Excel and Google Analytics
Make the Most of Your Data
Google Analytics is a web-based website tracking tool that will collect data about your website and its users for a wide variety of events, such as website traffic, referring sources, conversions, and much more. Excel, on the other hand, is a spreadsheet-based program that lets you take data from any given source – including Google Analytics – to quantify and understand your results. When you use Excel and Google Analytics in conjunction with one another, you can really begin to reap the full benefits of living in a data-driven world.
First of all, you need to get your Google Analytics data into Excel – preferably in an automatic and easy way. The good news is there are many API products on the market to help you do just that. Free tools such as Analytics Edge allow you to pull in your Google Analytics data into Excel automatically, to anywhere you want in your spreadsheet. This program has no limits on how many queries you can include, and it’s constantly updated in real time. Analytics Edge and the many others out there like it save you time and reduce the risk for mistakes when moving the data manually.

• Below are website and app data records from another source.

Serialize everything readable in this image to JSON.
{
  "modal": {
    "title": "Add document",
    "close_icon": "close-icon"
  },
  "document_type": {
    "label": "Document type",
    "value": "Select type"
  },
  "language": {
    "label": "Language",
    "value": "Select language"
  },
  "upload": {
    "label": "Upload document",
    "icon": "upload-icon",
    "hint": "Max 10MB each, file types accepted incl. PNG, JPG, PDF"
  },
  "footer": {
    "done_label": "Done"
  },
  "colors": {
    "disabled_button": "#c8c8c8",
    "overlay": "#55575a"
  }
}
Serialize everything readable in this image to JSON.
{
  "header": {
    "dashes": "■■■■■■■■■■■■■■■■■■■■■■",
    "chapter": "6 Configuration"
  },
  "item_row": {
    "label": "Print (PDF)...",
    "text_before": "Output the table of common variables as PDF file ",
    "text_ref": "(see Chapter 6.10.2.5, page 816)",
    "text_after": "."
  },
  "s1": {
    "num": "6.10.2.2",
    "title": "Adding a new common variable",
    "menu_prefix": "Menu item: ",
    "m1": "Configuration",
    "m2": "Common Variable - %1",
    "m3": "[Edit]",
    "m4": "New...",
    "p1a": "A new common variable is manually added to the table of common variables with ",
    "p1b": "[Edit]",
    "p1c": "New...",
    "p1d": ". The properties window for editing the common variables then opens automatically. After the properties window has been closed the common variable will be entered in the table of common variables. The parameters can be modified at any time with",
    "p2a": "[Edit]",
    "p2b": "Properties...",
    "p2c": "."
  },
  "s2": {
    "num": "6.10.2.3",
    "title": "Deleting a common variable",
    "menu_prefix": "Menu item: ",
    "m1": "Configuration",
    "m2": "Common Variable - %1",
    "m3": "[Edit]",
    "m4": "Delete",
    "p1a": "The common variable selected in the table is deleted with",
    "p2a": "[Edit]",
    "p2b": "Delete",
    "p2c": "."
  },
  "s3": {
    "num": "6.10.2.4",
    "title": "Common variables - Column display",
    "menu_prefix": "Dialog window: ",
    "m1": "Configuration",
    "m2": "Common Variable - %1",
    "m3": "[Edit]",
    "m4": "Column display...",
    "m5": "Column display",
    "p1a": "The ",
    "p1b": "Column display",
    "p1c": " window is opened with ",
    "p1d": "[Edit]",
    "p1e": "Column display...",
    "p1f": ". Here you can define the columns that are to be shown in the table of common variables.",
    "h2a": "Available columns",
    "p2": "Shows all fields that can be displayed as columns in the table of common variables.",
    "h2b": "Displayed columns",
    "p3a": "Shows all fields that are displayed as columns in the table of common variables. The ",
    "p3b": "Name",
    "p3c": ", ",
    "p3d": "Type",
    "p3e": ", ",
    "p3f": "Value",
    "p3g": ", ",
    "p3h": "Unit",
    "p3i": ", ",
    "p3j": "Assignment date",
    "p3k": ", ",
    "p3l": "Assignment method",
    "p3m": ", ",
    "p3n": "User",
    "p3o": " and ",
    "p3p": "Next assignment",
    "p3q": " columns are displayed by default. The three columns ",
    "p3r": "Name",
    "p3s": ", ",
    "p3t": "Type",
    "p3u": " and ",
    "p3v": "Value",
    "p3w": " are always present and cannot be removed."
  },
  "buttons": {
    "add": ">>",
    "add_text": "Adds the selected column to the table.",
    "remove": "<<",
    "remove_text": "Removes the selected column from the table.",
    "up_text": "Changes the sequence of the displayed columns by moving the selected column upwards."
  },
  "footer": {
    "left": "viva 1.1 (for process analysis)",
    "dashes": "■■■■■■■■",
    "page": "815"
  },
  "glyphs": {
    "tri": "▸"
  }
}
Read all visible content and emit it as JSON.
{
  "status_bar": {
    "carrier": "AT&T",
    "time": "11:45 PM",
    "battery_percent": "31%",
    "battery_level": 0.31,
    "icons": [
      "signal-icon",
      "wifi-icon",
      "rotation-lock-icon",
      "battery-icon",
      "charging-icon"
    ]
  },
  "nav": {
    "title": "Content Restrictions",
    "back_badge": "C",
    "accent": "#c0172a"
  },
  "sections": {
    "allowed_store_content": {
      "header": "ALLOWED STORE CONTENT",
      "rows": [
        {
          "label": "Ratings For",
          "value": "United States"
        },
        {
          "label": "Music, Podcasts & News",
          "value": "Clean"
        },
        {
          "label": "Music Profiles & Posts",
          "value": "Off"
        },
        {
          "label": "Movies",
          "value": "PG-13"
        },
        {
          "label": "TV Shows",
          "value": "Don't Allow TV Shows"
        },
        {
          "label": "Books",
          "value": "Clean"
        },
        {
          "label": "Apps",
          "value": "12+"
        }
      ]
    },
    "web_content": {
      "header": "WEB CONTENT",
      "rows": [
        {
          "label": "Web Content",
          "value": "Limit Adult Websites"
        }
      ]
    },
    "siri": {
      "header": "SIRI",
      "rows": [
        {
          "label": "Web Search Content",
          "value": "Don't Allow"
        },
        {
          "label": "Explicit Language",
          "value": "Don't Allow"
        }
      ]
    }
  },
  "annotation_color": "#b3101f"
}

Once your Google Analytics data is in your Excel spreadsheet, you can use standard Excel features and available add-ins to really dive into your data, understand your results, and begin to tailor your marketing to support your goals. By using Excel and Google Analytics data together, you can run a variety of reports, create tables and histograms, and more to give you a clear picture of where your website is and where you want to go. Uses of Excel for your Google Analytics include:
- Simple Calculations – You can utilize this add-in to run reports such as mean, median, and mode to make generalizations about your data. There are many various simple calculations you can program Excel to make, based on your needs.
- Histograms – Simply put, a histogram is a diagram that shows data ranges for a variety of factors. You can use the histogram feature in Excel to rank data points based on where they fall in the range. For example, if you want to categorize where your website gets referrals from, you can categorize and visually represent your results with a histogram.
- Charts, Tables, and Graphs – Data is best understood when it is visually represented. You can use your Data Analysis add-in to create a wide variety of reports that will show you and others on your team your results in a visual and easy-to-understand way.
- Trending & Forecasting – There are also a variety of ways you can use your Data Analysis tool to assess your past data to make assumptions about future results. For instance, if your website traffic grows by a certain percentage every month, Excel can help you predict what your traffic will be like a year from now. You can also use this program to help you forecast sales and other metrics based on past data and trending predictions.
And more! Google Analytics collects and stores an amazing amount of information about your website and its users, and when used with Microsoft Excel to mine your data, the options are nearly endless. When Microsoft Excel and Google Analytics are used together, there is almost nothing you can’t learn about your customers and their behavior.
Ready to learn more about just how much you can do in our world of big data – including how to combine the power of Excel and Google Analytics? The Google Analytics and Excel classes, as well as the Digital Marketing Certificate, offered at Digital Workshop Center, are all designed to give you the understanding of these programs you need to leverage the data you can collect from your website.
Click here to learn more about these courses and how they can transform your marketing efforts by giving you the data you need to make smart decisions about your website and digital marketing campaigns. Contact us with any questions or to register!